▸ What the task requires: Scan the entries and copy each line where the word "تحسين" is present.

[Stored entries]
──────────
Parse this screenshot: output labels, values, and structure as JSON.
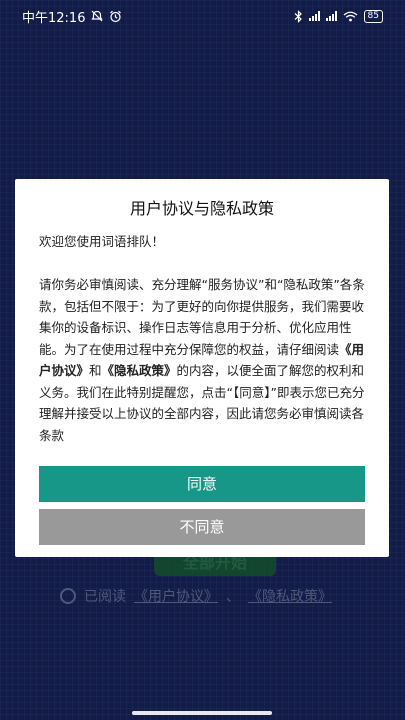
{
  "status_bar": {
    "time": "中午12:16",
    "battery": "85"
  },
  "background_screen": {
    "start_button_label": "全部开始",
    "agree_prefix": "已阅读",
    "user_agreement_link": "《用户协议》",
    "separator": "、",
    "privacy_link": "《隐私政策》"
  },
  "dialog": {
    "title": "用户协议与隐私政策",
    "welcome": "欢迎您使用词语排队！",
    "body_part1": "请你务必审慎阅读、充分理解“服务协议”和“隐私政策”各条款，包括但不限于：为了更好的向你提供服务，我们需要收集你的设备标识、操作日志等信息用于分析、优化应用性能。为了在使用过程中充分保障您的权益，请仔细阅读",
    "link_user_agreement": "《用户协议》",
    "and": "和",
    "link_privacy": "《隐私政策》",
    "body_part2": "的内容，以便全面了解您的权利和义务。我们在此特别提醒您，点击“【同意】”即表示您已充分理解并接受以上协议的全部内容，因此请您务必审慎阅读各条款",
    "agree_button": "同意",
    "disagree_button": "不同意"
  },
  "colors": {
    "agree": "#169787",
    "disagree": "#999999",
    "background": "#1f2d73"
  }
}
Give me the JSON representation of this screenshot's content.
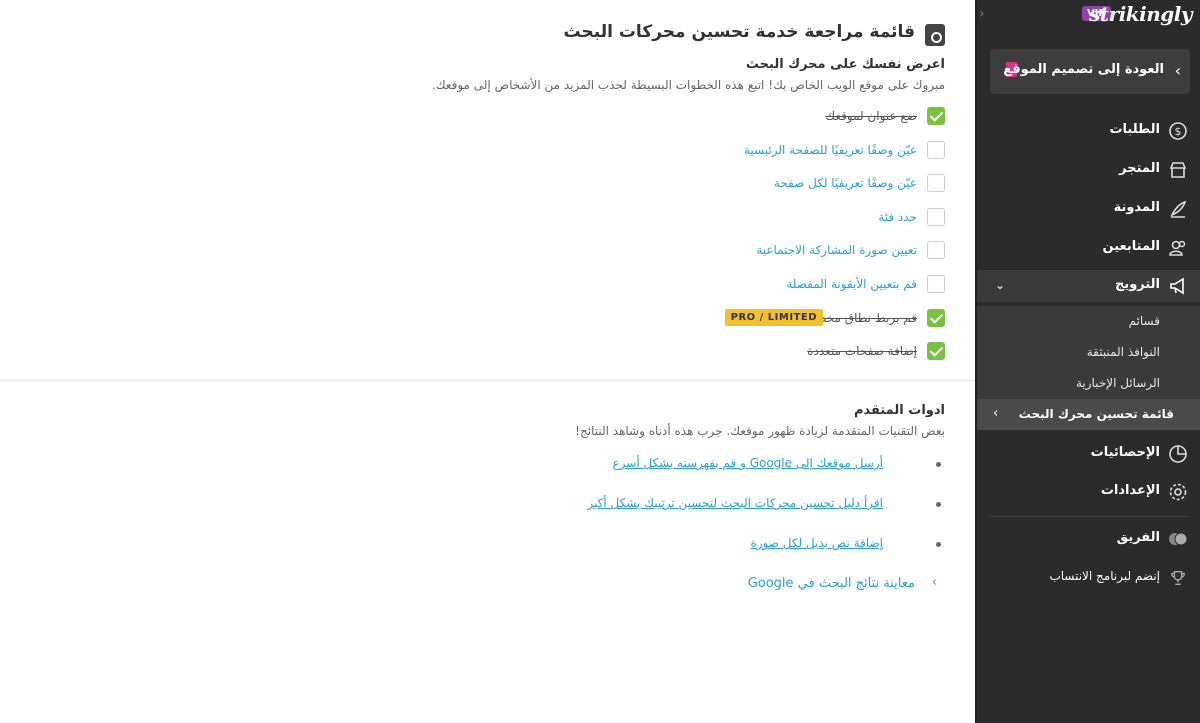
{
  "sidebar": {
    "brand": "strikingly",
    "vip_badge": "VIP",
    "collapse_label": "›",
    "back_button": "العودة إلى تصميم الموقع",
    "nav": {
      "orders": "الطلبات",
      "store": "المتجر",
      "blog": "المدونة",
      "followers": "المتابعين",
      "promotion": "الترويج",
      "stats": "الإحصائيات",
      "settings": "الإعدادات",
      "team": "الفريق",
      "affiliate": "إنضم لبرنامج الانتساب"
    },
    "promotion_sub": {
      "coupons": "قسائم",
      "popups": "النوافذ المنبثقة",
      "newsletters": "الرسائل الإخبارية",
      "seo_checklist": "قائمة تحسين محرك البحث"
    },
    "colors": {
      "background": "#2b2b2b",
      "vip": "#8e44ad",
      "back_icon": "#d6338a"
    }
  },
  "main": {
    "title": "قائمة مراجعة خدمة تحسين محركات البحث",
    "section1": {
      "heading": "اعرض نفسك على محرك البحث",
      "subtitle": "مبروك على موقع الويب الخاص بك! اتبع هذه الخطوات البسيطة لجذب المزيد من الأشخاص إلى موقعك.",
      "items": [
        {
          "label": "ضع عنوان لموقعك",
          "checked": true
        },
        {
          "label": "عيّن وصفًا تعريفيًا للصفحة الرئيسية",
          "checked": false
        },
        {
          "label": "عيّن وصفًا تعريفيًا لكل صفحة",
          "checked": false
        },
        {
          "label": "حدد فئة",
          "checked": false
        },
        {
          "label": "تعيين صورة المشاركة الاجتماعية",
          "checked": false
        },
        {
          "label": "قم بتعيين الأيقونة المفضلة",
          "checked": false
        },
        {
          "label": "قم بربط نطاق مخصص",
          "checked": true,
          "badge": "PRO / LIMITED"
        },
        {
          "label": "إضافة صفحات متعددة",
          "checked": true
        }
      ]
    },
    "section2": {
      "heading": "ادوات المتقدم",
      "subtitle": "بعض التقنيات المتقدمة لزيادة ظهور موقعك. جرب هذه أدناه وشاهد النتائج!",
      "links": [
        "أرسل موقعك إلى Google و قم بفهرسته بشكل أسرع",
        "اقرأ دليل تحسين محركات البحث لتحسين ترتيبك بشكل أكبر",
        "إضافة نص بديل لكل صورة"
      ],
      "preview": "معاينة نتائج البحث في Google"
    },
    "colors": {
      "check": "#7ac142",
      "link": "#2b9fd8",
      "badge": "#f2c12e"
    }
  }
}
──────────
▸ Your solution:
      "seo_checklist": "قائمة تحسين محرك البحث"
    "title": "قائمة مراجعة خدمة تحسين محركات البحث",
        "اقرأ دليل تحسين محركات البحث لتحسين ترتيبك بشكل أكبر",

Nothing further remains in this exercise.